I spent my weekend in New York City.
It wasn’t just any weekend. It wasn’t vacation. It wasn’t for fun. Well, maybe a little. I did have fun, but I was also very stressed out. As high school seniors, we invest most of our time in preparing for college and visits and tests and interviews. I, in addition, had to prepare for an audition. Yes, I want to go to college to study dance and earn a degree. This requires me traveling various locations and audition in order to be told whether or not I’m good enough to do that. So this is what I did this weekend.
My dad came with me, which was incredibly helpful since I could rant about my nerves and worries to someone. I was still a scared mess. I walked into the NYU building last Friday morning; every inch of me was shaking and I could barely talk. I kept laughing awkwardly at every single stupid thing my dad said. Just trying to think about something, anything else. Obviously it didn’t work. So we walked in the building and were told to take the elevator up the stairs. At this point I was paralyzed with fear, which wasn’t good especially when going into a dance audition. Yet, I was trying to seem totally cool because another fellow auditionee was in the elevator with me. The door slid open and I walked into a room packed with girls my age who were talking, stretching, just chilling before entering the audition.

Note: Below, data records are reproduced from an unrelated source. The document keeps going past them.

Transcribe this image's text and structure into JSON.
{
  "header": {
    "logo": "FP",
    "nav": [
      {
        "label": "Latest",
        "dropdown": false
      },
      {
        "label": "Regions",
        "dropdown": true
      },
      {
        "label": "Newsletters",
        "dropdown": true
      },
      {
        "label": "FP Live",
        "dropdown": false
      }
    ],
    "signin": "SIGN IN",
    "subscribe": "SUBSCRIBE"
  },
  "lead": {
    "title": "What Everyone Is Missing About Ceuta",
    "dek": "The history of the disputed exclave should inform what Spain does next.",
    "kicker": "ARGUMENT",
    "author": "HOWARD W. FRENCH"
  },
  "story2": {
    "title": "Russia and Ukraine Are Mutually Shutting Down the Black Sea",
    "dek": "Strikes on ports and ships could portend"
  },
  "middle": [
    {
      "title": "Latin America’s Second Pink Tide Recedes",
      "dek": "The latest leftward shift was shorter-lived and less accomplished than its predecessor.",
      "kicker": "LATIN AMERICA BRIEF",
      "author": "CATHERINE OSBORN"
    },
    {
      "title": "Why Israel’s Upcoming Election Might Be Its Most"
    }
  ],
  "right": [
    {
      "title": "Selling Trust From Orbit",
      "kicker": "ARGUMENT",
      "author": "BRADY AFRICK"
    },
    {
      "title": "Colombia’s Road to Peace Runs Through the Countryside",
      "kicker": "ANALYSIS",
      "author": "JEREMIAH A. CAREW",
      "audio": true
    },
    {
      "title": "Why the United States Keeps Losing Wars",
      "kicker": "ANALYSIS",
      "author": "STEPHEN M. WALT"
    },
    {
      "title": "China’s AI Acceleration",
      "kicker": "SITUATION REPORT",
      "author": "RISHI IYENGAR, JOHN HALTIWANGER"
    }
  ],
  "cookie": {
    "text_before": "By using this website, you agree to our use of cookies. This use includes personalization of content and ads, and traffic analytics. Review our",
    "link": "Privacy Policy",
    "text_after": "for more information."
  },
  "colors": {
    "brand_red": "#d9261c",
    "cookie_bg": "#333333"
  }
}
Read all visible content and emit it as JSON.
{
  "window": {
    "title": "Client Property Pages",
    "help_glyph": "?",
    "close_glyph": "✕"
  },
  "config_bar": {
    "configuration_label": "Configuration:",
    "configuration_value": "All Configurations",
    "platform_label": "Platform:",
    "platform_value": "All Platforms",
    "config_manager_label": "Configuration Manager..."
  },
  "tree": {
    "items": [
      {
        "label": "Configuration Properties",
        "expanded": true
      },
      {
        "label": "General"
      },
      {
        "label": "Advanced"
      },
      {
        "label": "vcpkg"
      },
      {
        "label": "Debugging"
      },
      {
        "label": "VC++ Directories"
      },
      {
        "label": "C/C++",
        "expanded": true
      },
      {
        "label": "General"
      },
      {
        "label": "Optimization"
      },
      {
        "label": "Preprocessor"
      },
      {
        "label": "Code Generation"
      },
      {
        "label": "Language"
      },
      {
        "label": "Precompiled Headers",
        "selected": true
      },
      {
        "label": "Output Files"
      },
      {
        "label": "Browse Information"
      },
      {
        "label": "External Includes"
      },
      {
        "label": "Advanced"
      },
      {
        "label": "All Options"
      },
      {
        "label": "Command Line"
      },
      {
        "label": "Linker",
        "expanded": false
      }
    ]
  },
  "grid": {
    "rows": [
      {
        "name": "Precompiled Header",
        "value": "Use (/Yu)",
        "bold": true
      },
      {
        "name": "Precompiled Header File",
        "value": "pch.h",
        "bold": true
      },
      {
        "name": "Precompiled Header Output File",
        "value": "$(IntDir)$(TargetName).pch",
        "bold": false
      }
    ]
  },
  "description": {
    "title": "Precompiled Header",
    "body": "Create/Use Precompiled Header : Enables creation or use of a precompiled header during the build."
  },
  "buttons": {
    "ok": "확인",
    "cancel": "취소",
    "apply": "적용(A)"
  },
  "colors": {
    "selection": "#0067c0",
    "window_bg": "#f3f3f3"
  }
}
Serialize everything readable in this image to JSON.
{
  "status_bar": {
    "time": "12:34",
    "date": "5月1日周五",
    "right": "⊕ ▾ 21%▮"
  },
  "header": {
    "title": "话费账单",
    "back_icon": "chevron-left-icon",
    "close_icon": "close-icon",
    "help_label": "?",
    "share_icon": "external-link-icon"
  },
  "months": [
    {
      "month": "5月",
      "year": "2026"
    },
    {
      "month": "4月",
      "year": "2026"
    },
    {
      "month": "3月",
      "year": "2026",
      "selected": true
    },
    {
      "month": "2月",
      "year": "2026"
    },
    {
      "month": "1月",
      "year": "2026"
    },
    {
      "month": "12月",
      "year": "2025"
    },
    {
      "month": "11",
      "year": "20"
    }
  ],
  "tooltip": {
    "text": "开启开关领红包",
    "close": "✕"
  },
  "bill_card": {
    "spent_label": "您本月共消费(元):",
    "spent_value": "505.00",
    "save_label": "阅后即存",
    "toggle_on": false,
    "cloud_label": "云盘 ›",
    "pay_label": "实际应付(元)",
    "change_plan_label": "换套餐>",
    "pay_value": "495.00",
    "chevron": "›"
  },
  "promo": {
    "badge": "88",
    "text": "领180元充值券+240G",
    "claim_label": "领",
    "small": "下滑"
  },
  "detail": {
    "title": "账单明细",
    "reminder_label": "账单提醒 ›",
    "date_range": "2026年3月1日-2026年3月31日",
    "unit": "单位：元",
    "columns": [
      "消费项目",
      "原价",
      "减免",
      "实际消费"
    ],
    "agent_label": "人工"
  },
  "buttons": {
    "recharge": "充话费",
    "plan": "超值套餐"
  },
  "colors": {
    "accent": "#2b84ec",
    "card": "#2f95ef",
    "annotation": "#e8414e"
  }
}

My face became yellow and I just slowly approached a corner where I would attempt stretching. When, after what felt like an eternity, they called us into the studio we got to stretch another little bit. At this point my muscles were as stretched out as they’ll ever be and all I wanted to do was start class and get it over with. They introduced us to the dance faculty and then we began. We did a few exercises at the barre and then moved onto center. After the ballet portion of the audition, which I thought had gone fairly well, we moved onto contemporary, were catastrophe struck. I’ve only been doing contemporary for a year so you can understand I’m not the best at picking up choreography. So when the teacher, a lovely woman, threw us a whole combination for us to learn in five minutes, I completely lost it. My hart began pounding and my breathing was out of control. By the time it was my turn, I was soaked in sweat and I just tried to do my best though I could feel that it wouldn’t have been enough. I was right. After the contemporary portion of the audition they announced who had made it to the next part of the audition. I didn’t. I got cut. My heart shattered into million of pieces like a glass being dropped from a fifteen stories high building.
“They cut me,” I told my dad as I left the studio.
I was on the verge of tearing up. I turned around to get my stuff and started balling. I felt like nothing. Like everything I had worked for that far meant nothing. I’m not good, no college will accept me, I’m done. This is all that ran through my mind. I started panicking knowing the following day I had another audition and the weekend after another one. What will I do if I can’t dance? I was desperate.Luckily my dad was there. He hugged me and told me that what they said to me didn’t matter, that just because they didn’t want to admit me didn’t mean anyone else won’t. He slowly started picking up all the broken pieces and glued them back together.
He was right, because two years later here I am, halfway through the first semester of sophomore year, in a school that I love, sorrounded by people I love and doing what I am meant to do.